# Title Duration
1 How To Install Ubuntu Server in Oracle VirtualBox 10:21
2 How to Rename our Ubuntu Server 02:00
3 Installing Ansible on Ubuntu Server 00:33
4 Safety First, Safety Second - Snapshots are like Ctrl+Z 00:11
5 Managing the Ansible Inventory Hosts File 02:16
6 Ansible Ad Hoc Commands 04:27
7 Introduction to Ansible Playbooks 02:14
8 Ansible Handlers 01:38
9 Ansible Variables 03:16
10 Git Your Deploy Just Right 05:34
11 Ansible Roles 05:51
12 Looping in Ansible with_items 04:34
13 Ansible Files For Beginners 06:14
14 Variable Precedence - Where To Put Your Role Vars? 04:13
15 Ansible Templates 05:51
16 Ansible Inventory With Our Own Hosts Files 06:57
17 How to Manage Users with Ansible 08:32
18 Ansible Vault Tutorial 03:48
19 Ansible Galaxy Tutorial 10:03
20 Real World Ansible - Common Role Walkthrough 06:19

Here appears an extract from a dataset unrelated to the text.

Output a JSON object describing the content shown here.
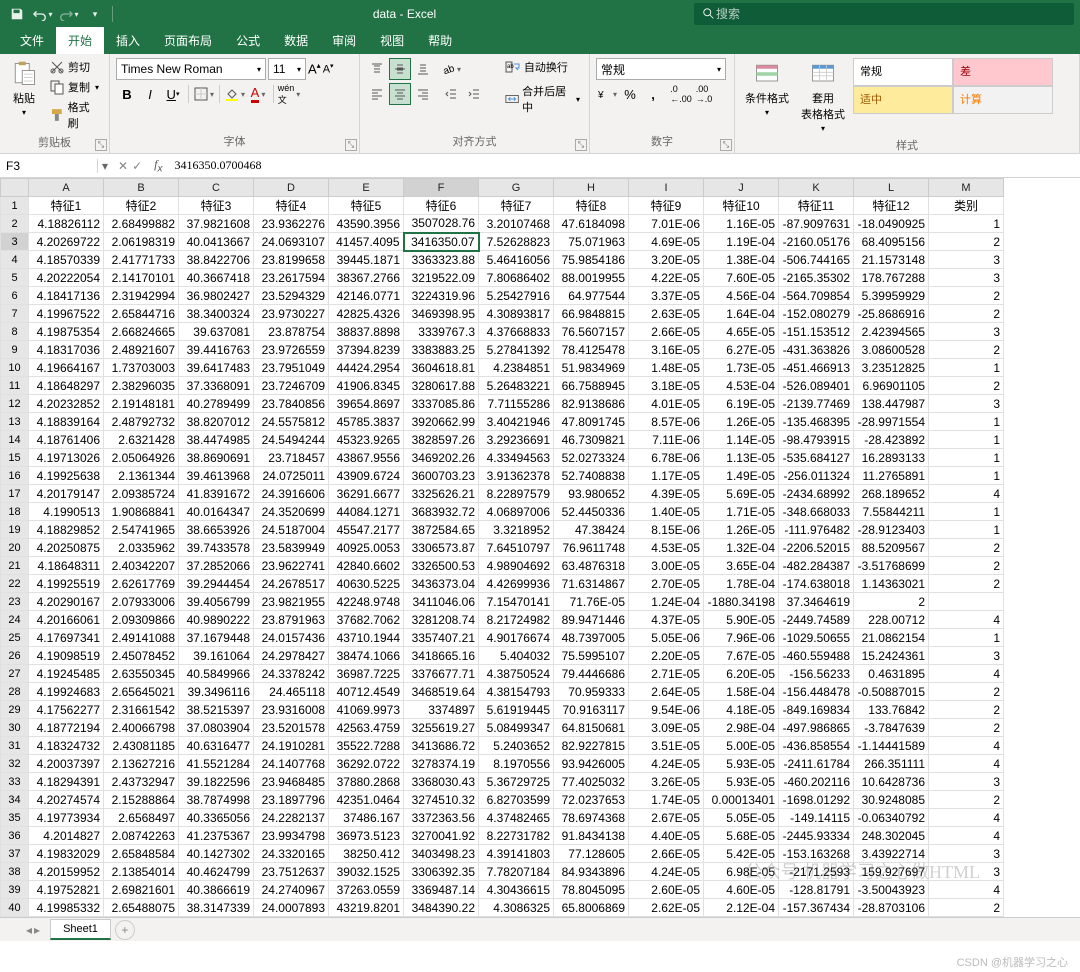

21 Ansible MySQL Tutorial 13:44
22 Ansible Symfony and nginx 09:37